Data records for software interfaces:
>>

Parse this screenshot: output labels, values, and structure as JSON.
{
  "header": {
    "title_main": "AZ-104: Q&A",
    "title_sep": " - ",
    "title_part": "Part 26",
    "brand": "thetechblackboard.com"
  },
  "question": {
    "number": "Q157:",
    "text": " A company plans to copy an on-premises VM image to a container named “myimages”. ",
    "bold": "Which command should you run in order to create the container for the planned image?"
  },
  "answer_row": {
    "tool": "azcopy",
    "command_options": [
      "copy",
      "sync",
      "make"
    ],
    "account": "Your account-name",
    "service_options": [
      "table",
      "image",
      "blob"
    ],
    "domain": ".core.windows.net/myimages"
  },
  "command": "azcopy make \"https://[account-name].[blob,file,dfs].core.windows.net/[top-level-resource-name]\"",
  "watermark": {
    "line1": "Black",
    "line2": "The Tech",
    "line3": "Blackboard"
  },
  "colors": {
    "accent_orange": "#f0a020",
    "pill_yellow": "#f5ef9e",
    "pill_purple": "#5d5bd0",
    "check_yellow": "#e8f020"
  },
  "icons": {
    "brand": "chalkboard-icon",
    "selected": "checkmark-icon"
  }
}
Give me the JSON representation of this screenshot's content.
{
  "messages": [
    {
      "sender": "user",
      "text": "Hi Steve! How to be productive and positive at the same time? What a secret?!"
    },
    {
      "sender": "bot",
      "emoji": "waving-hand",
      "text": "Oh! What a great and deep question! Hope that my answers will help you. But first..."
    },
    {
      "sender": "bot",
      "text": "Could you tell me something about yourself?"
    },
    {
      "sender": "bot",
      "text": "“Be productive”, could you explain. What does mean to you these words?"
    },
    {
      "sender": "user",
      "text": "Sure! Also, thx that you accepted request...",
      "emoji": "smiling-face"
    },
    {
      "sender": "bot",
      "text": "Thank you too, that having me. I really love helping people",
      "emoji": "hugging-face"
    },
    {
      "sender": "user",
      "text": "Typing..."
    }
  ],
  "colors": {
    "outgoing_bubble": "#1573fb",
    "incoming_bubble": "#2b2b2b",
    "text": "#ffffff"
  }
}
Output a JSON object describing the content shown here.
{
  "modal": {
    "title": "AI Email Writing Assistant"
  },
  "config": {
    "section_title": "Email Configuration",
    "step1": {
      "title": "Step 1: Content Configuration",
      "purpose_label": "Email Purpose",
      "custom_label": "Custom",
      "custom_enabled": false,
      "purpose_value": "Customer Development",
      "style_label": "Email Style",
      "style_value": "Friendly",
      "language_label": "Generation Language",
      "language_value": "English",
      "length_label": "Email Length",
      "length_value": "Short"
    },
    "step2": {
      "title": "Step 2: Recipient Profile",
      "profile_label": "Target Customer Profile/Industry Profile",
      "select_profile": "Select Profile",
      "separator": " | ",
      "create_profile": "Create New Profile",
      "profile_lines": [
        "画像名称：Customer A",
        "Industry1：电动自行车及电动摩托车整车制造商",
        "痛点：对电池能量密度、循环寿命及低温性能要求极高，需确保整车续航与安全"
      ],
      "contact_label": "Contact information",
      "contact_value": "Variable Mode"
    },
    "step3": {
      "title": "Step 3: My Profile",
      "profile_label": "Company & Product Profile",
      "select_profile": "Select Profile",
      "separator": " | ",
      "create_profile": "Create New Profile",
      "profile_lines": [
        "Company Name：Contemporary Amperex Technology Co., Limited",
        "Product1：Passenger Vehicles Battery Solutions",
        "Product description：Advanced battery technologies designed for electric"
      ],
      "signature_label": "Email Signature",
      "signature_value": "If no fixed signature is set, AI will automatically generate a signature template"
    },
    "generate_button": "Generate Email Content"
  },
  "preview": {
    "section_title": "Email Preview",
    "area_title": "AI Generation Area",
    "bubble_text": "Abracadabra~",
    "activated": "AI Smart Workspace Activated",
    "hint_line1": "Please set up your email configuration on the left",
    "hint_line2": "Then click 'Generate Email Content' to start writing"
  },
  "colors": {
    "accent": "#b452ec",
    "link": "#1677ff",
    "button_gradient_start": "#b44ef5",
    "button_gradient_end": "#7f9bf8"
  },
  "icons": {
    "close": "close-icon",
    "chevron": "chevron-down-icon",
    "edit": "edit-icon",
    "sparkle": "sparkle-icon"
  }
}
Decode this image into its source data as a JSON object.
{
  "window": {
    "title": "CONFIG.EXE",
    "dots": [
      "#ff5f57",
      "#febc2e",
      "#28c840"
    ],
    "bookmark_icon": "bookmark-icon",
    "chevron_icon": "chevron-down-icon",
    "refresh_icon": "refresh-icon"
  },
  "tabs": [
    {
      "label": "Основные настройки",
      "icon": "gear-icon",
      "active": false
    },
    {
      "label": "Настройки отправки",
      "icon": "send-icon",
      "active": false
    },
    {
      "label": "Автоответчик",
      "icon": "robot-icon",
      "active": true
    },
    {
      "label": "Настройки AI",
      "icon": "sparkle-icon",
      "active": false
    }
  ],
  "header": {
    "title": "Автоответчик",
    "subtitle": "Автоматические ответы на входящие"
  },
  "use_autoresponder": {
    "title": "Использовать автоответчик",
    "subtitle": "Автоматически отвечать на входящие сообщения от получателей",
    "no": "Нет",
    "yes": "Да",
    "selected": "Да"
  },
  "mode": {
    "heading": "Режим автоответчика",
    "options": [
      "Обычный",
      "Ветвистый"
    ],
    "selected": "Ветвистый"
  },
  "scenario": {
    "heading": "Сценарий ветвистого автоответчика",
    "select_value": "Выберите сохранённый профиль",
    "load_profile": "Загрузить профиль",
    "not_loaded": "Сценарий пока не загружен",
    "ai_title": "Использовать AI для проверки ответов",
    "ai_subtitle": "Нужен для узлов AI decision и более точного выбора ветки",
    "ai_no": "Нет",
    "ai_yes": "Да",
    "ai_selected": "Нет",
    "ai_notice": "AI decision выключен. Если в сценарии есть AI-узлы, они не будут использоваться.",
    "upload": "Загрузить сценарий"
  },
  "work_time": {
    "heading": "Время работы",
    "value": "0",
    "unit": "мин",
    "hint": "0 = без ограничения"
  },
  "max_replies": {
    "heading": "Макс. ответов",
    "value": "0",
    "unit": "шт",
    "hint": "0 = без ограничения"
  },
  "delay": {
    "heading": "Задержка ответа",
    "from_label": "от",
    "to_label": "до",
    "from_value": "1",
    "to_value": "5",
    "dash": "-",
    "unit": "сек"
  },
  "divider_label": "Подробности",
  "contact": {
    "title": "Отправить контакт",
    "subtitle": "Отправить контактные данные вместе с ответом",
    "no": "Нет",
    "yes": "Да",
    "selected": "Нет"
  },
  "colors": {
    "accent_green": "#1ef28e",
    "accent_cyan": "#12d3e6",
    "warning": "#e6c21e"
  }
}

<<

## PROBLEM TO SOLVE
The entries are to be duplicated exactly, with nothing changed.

## RESULT OF THE EXERCISE
Parse this screenshot: output labels, values, and structure as JSON.
{
  "header": {
    "title_main": "AZ-104: Q&A",
    "title_sep": " - ",
    "title_part": "Part 26",
    "brand": "thetechblackboard.com"
  },
  "question": {
    "number": "Q157:",
    "text": " A company plans to copy an on-premises VM image to a container named “myimages”. ",
    "bold": "Which command should you run in order to create the container for the planned image?"
  },
  "answer_row": {
    "tool": "azcopy",
    "command_options": [
      "copy",
      "sync",
      "make"
    ],
    "account": "Your account-name",
    "service_options": [
      "table",
      "image",
      "blob"
    ],
    "domain": ".core.windows.net/myimages"
  },
  "command": "azcopy make \"https://[account-name].[blob,file,dfs].core.windows.net/[top-level-resource-name]\"",
  "watermark": {
    "line1": "Black",
    "line2": "The Tech",
    "line3": "Blackboard"
  },
  "colors": {
    "accent_orange": "#f0a020",
    "pill_yellow": "#f5ef9e",
    "pill_purple": "#5d5bd0",
    "check_yellow": "#e8f020"
  },
  "icons": {
    "brand": "chalkboard-icon",
    "selected": "checkmark-icon"
  }
}
Give me the JSON representation of this screenshot's content.
{
  "messages": [
    {
      "sender": "user",
      "text": "Hi Steve! How to be productive and positive at the same time? What a secret?!"
    },
    {
      "sender": "bot",
      "emoji": "waving-hand",
      "text": "Oh! What a great and deep question! Hope that my answers will help you. But first..."
    },
    {
      "sender": "bot",
      "text": "Could you tell me something about yourself?"
    },
    {
      "sender": "bot",
      "text": "“Be productive”, could you explain. What does mean to you these words?"
    },
    {
      "sender": "user",
      "text": "Sure! Also, thx that you accepted request...",
      "emoji": "smiling-face"
    },
    {
      "sender": "bot",
      "text": "Thank you too, that having me. I really love helping people",
      "emoji": "hugging-face"
    },
    {
      "sender": "user",
      "text": "Typing..."
    }
  ],
  "colors": {
    "outgoing_bubble": "#1573fb",
    "incoming_bubble": "#2b2b2b",
    "text": "#ffffff"
  }
}
Output a JSON object describing the content shown here.
{
  "modal": {
    "title": "AI Email Writing Assistant"
  },
  "config": {
    "section_title": "Email Configuration",
    "step1": {
      "title": "Step 1: Content Configuration",
      "purpose_label": "Email Purpose",
      "custom_label": "Custom",
      "custom_enabled": false,
      "purpose_value": "Customer Development",
      "style_label": "Email Style",
      "style_value": "Friendly",
      "language_label": "Generation Language",
      "language_value": "English",
      "length_label": "Email Length",
      "length_value": "Short"
    },
    "step2": {
      "title": "Step 2: Recipient Profile",
      "profile_label": "Target Customer Profile/Industry Profile",
      "select_profile": "Select Profile",
      "separator": " | ",
      "create_profile": "Create New Profile",
      "profile_lines": [
        "画像名称：Customer A",
        "Industry1：电动自行车及电动摩托车整车制造商",
        "痛点：对电池能量密度、循环寿命及低温性能要求极高，需确保整车续航与安全"
      ],
      "contact_label": "Contact information",
      "contact_value": "Variable Mode"
    },
    "step3": {
      "title": "Step 3: My Profile",
      "profile_label": "Company & Product Profile",
      "select_profile": "Select Profile",
      "separator": " | ",
      "create_profile": "Create New Profile",
      "profile_lines": [
        "Company Name：Contemporary Amperex Technology Co., Limited",
        "Product1：Passenger Vehicles Battery Solutions",
        "Product description：Advanced battery technologies designed for electric"
      ],
      "signature_label": "Email Signature",
      "signature_value": "If no fixed signature is set, AI will automatically generate a signature template"
    },
    "generate_button": "Generate Email Content"
  },
  "preview": {
    "section_title": "Email Preview",
    "area_title": "AI Generation Area",
    "bubble_text": "Abracadabra~",
    "activated": "AI Smart Workspace Activated",
    "hint_line1": "Please set up your email configuration on the left",
    "hint_line2": "Then click 'Generate Email Content' to start writing"
  },
  "colors": {
    "accent": "#b452ec",
    "link": "#1677ff",
    "button_gradient_start": "#b44ef5",
    "button_gradient_end": "#7f9bf8"
  },
  "icons": {
    "close": "close-icon",
    "chevron": "chevron-down-icon",
    "edit": "edit-icon",
    "sparkle": "sparkle-icon"
  }
}
Decode this image into its source data as a JSON object.
{
  "window": {
    "title": "CONFIG.EXE",
    "dots": [
      "#ff5f57",
      "#febc2e",
      "#28c840"
    ],
    "bookmark_icon": "bookmark-icon",
    "chevron_icon": "chevron-down-icon",
    "refresh_icon": "refresh-icon"
  },
  "tabs": [
    {
      "label": "Основные настройки",
      "icon": "gear-icon",
      "active": false
    },
    {
      "label": "Настройки отправки",
      "icon": "send-icon",
      "active": false
    },
    {
      "label": "Автоответчик",
      "icon": "robot-icon",
      "active": true
    },
    {
      "label": "Настройки AI",
      "icon": "sparkle-icon",
      "active": false
    }
  ],
  "header": {
    "title": "Автоответчик",
    "subtitle": "Автоматические ответы на входящие"
  },
  "use_autoresponder": {
    "title": "Использовать автоответчик",
    "subtitle": "Автоматически отвечать на входящие сообщения от получателей",
    "no": "Нет",
    "yes": "Да",
    "selected": "Да"
  },
  "mode": {
    "heading": "Режим автоответчика",
    "options": [
      "Обычный",
      "Ветвистый"
    ],
    "selected": "Ветвистый"
  },
  "scenario": {
    "heading": "Сценарий ветвистого автоответчика",
    "select_value": "Выберите сохранённый профиль",
    "load_profile": "Загрузить профиль",
    "not_loaded": "Сценарий пока не загружен",
    "ai_title": "Использовать AI для проверки ответов",
    "ai_subtitle": "Нужен для узлов AI decision и более точного выбора ветки",
    "ai_no": "Нет",
    "ai_yes": "Да",
    "ai_selected": "Нет",
    "ai_notice": "AI decision выключен. Если в сценарии есть AI-узлы, они не будут использоваться.",
    "upload": "Загрузить сценарий"
  },
  "work_time": {
    "heading": "Время работы",
    "value": "0",
    "unit": "мин",
    "hint": "0 = без ограничения"
  },
  "max_replies": {
    "heading": "Макс. ответов",
    "value": "0",
    "unit": "шт",
    "hint": "0 = без ограничения"
  },
  "delay": {
    "heading": "Задержка ответа",
    "from_label": "от",
    "to_label": "до",
    "from_value": "1",
    "to_value": "5",
    "dash": "-",
    "unit": "сек"
  },
  "divider_label": "Подробности",
  "contact": {
    "title": "Отправить контакт",
    "subtitle": "Отправить контактные данные вместе с ответом",
    "no": "Нет",
    "yes": "Да",
    "selected": "Нет"
  },
  "colors": {
    "accent_green": "#1ef28e",
    "accent_cyan": "#12d3e6",
    "warning": "#e6c21e"
  }
}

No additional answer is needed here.